which outlines how the City will control rabbits on City-managed land and
support the community to reduce impacts elsewhere.
are an introduced species and are Australia’s most serious herbivore vertebrate
pest. They degrade precious ecosystems by selectively grazing, promoting the
spread of invasive weeds and aggressively competing with livestock for pasture.
Many native plants and animals are negatively affected by competition and land
degradation by rabbits.
draft plan details how the City will prioritise areas for control and deliver
an integrated rabbit control program across the municipality.
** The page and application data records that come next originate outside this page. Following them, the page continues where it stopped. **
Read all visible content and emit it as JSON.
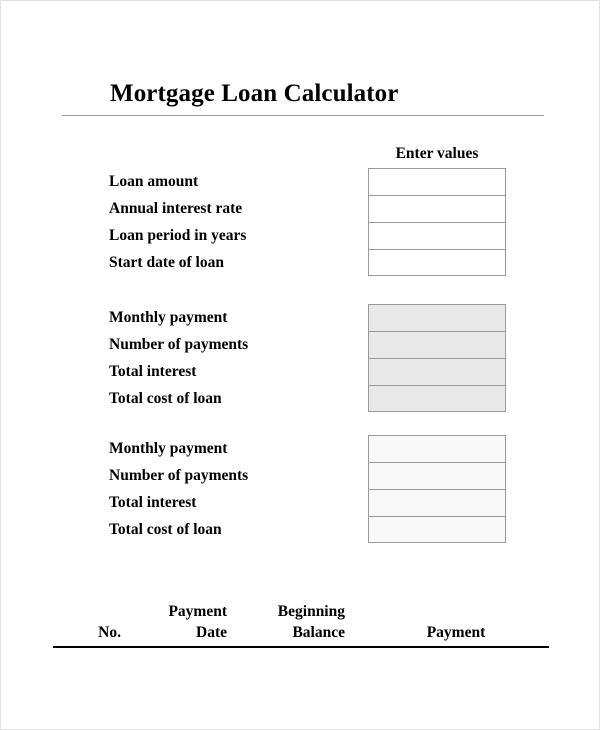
{
  "document": {
    "title": "Mortgage Loan Calculator"
  },
  "form": {
    "column_header": "Enter values",
    "groups": [
      {
        "id": "inputs",
        "style": "white",
        "rows": [
          {
            "label": "Loan amount",
            "value": "",
            "placeholder": ""
          },
          {
            "label": "Annual interest rate",
            "value": "",
            "placeholder": ""
          },
          {
            "label": "Loan period in years",
            "value": "",
            "placeholder": ""
          },
          {
            "label": "Start date of loan",
            "value": "",
            "placeholder": ""
          }
        ]
      },
      {
        "id": "results-shaded",
        "style": "gray",
        "rows": [
          {
            "label": "Monthly payment",
            "value": "",
            "placeholder": ""
          },
          {
            "label": "Number of payments",
            "value": "",
            "placeholder": ""
          },
          {
            "label": "Total interest",
            "value": "",
            "placeholder": ""
          },
          {
            "label": "Total cost of loan",
            "value": "",
            "placeholder": ""
          }
        ]
      },
      {
        "id": "results-light",
        "style": "light",
        "rows": [
          {
            "label": "Monthly payment",
            "value": "",
            "placeholder": ""
          },
          {
            "label": "Number of payments",
            "value": "",
            "placeholder": ""
          },
          {
            "label": "Total interest",
            "value": "",
            "placeholder": ""
          },
          {
            "label": "Total cost of loan",
            "value": "",
            "placeholder": ""
          }
        ]
      }
    ]
  },
  "amortization_table": {
    "columns": [
      {
        "line1": "",
        "line2": "No."
      },
      {
        "line1": "Payment",
        "line2": "Date"
      },
      {
        "line1": "Beginning",
        "line2": "Balance"
      },
      {
        "line1": "",
        "line2": "Payment"
      }
    ],
    "rows": []
  },
  "colors": {
    "page_border": "#e2e2e2",
    "rule_light": "#9a9a9a",
    "rule_dark": "#000000",
    "box_border": "#9a9a9a",
    "box_fill_white": "#ffffff",
    "box_fill_gray": "#e8e8e8",
    "box_fill_light": "#f9f9f9"
  }
}
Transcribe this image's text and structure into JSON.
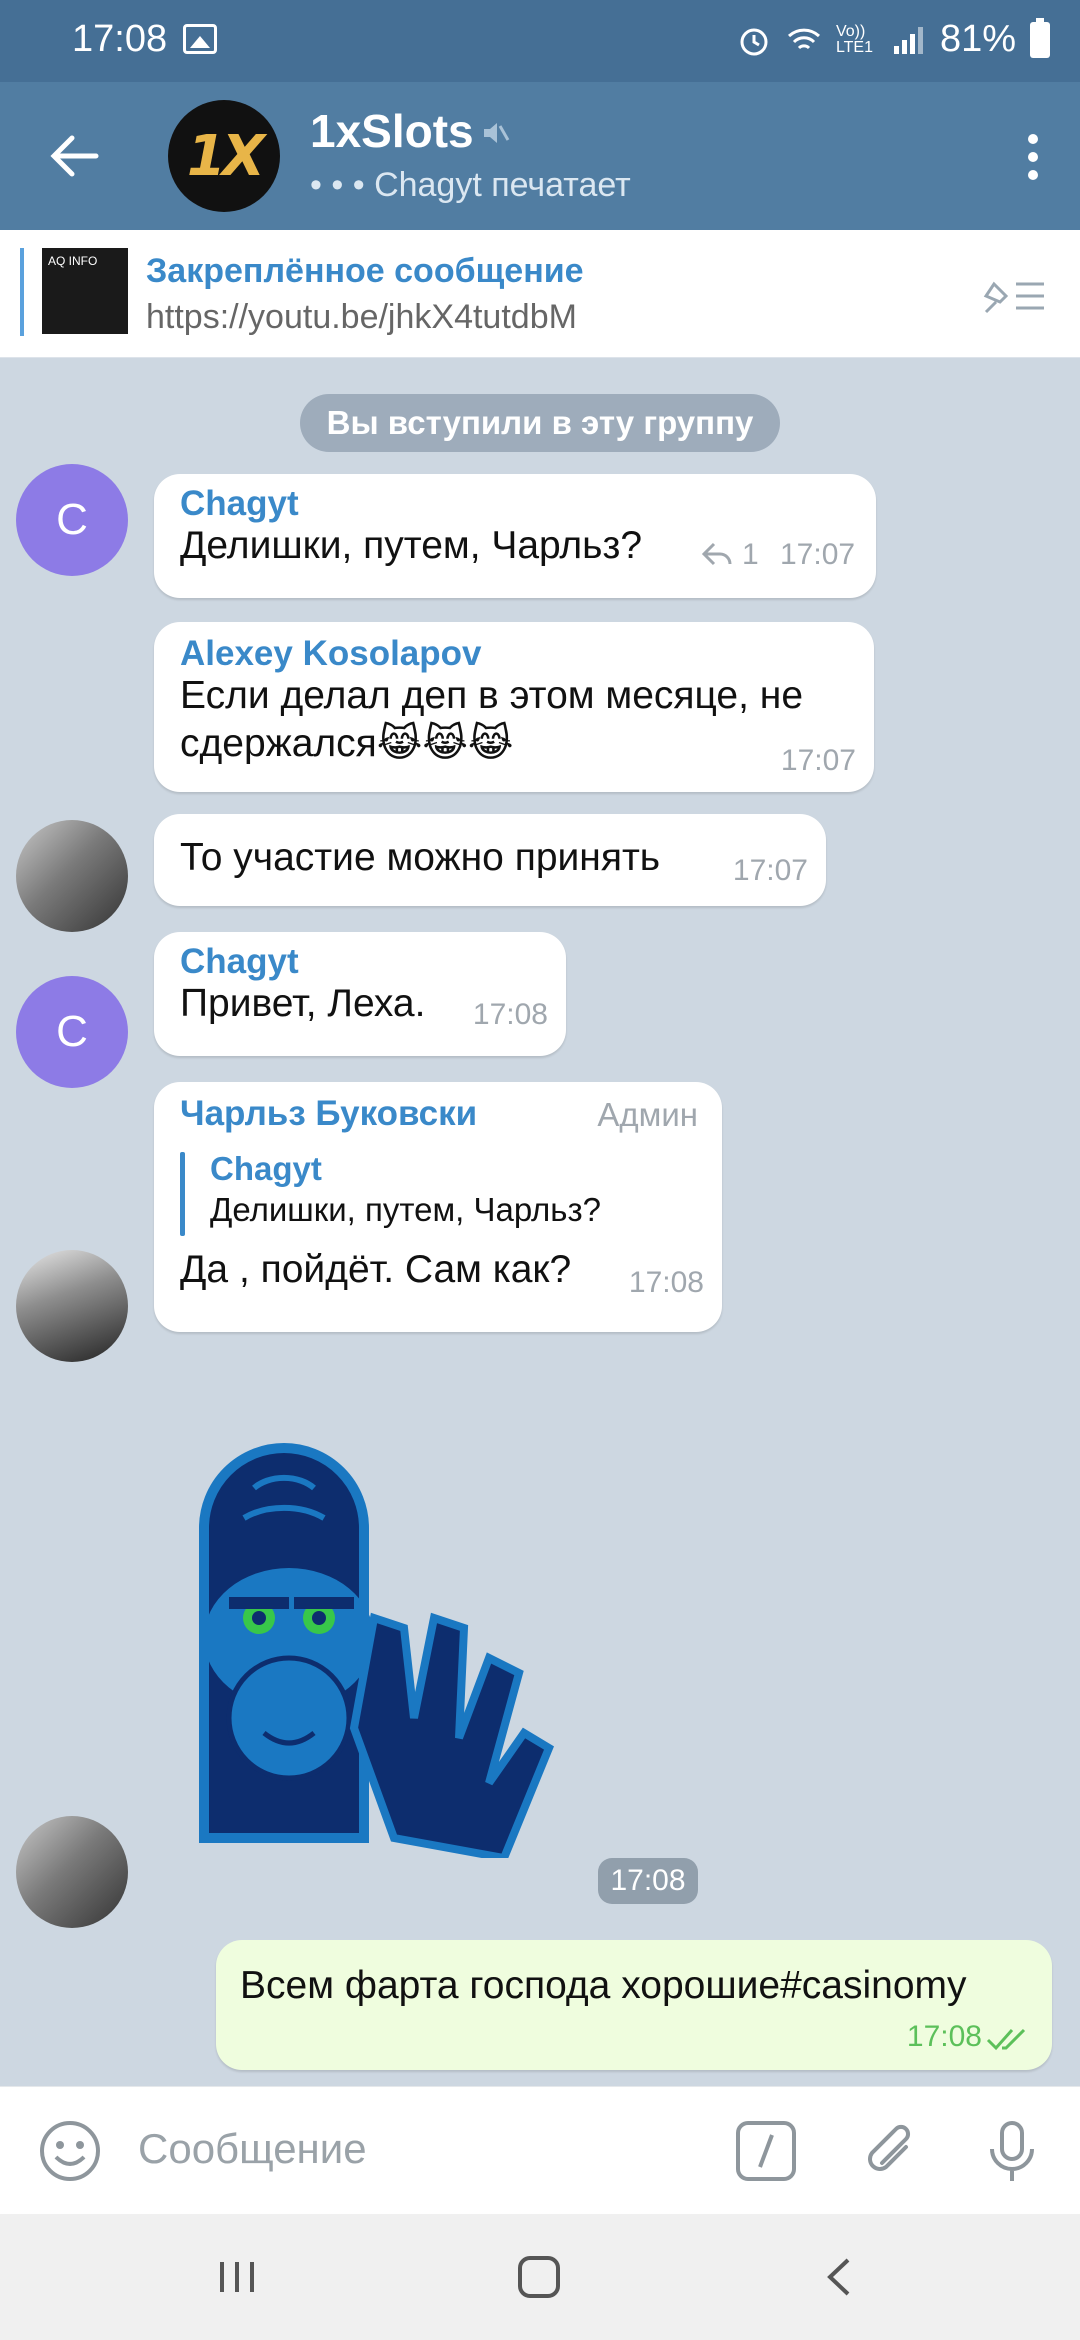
{
  "status": {
    "time": "17:08",
    "network": "Vo)) LTE1",
    "battery": "81%"
  },
  "header": {
    "title": "1xSlots",
    "avatar_text": "1X",
    "subtitle": "Chagyt печатает"
  },
  "pinned": {
    "title": "Закреплённое сообщение",
    "text": "https://youtu.be/jhkX4tutdbM",
    "thumb_text": "AQ INFO"
  },
  "service_message": "Вы вступили в эту группу",
  "messages": [
    {
      "sender": "Chagyt",
      "text": "Делишки, путем, Чарльз?",
      "time": "17:07",
      "replies": "1",
      "avatar_letter": "C"
    },
    {
      "sender": "Alexey Kosolapov",
      "text": "Если делал деп в этом месяце, не сдержался😹😹😹",
      "time": "17:07"
    },
    {
      "text": "То участие можно принять",
      "time": "17:07"
    },
    {
      "sender": "Chagyt",
      "text": "Привет, Леха.",
      "time": "17:08",
      "avatar_letter": "C"
    },
    {
      "sender": "Чарльз Буковски",
      "badge": "Админ",
      "reply_sender": "Chagyt",
      "reply_text": "Делишки, путем, Чарльз?",
      "text": "Да , пойдёт. Сам как?",
      "time": "17:08"
    }
  ],
  "sticker": {
    "time": "17:08"
  },
  "outgoing": {
    "text": "Всем фарта господа хорошие#casinomy",
    "time": "17:08"
  },
  "input": {
    "placeholder": "Сообщение"
  }
}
It also outlines
how the City will partner with Landcare groups and the community to effectively
manage rabbits on private land.
of the proposed actions over the next five years include:
- Map warrens on priority sites
and carry out extensive works;
- Trial new and innovative
- Explore new monitoring
technologies, such as remote sensing cameras and drones;
- Partner with Landcare
groups to develop programs to help landowners with rabbit control; and
- Restore affected sites with
activities like intensive weed control to encourage natural regeneration.
plan has been shaped by expert advice, community input, the City’s
responsibilities as a land manager and industry best-practice information.
City received 580 specific comments from the community from workshops, surveys
and focus groups. Sixty-three per cent of respondents felt that rabbit numbers
have increased in their local area over the past three years.
City’s Rural and Peri Urban Advisory Committee has already endorsed the draft
community is invited to comment on this draft between 1 July 2020 and 25 August
Councillor Stephanie Asher - Mayor
Pest control is
a complex issue but there’s no doubt rabbits have caused serious damage to
habitats, vegetation and farmland throughout our region.
In the past
there’s been community interest in how the City and other landholders manage
the issue, so I encourage residents to read this report, which is as thorough
as it is interesting, and give their feedback.
Councillor Jim Mason, Chair, Rural and Coastal portfolio
Rabbits are a serious threat to Greater Geelong’s ecosystems and
sustainability. This introduced pest prefers grazing on native seedlings and
supports the spread of weeds. They degrade the environment and farmland, cause
the erosion of waterways and undermine embankments.
Addressing damage caused by rabbits and preventing further harm to
habitats and land is a vital part in protecting our region’s unique
environment. The situation requires all stakeholders to participate to ensure
We have heard the community’s call to increase our rabbit control
activities and this comprehensive plan adopts industry best practice to address
this complex issue. This important strategy goes out for eight weeks of final
community consultation before adoption by council.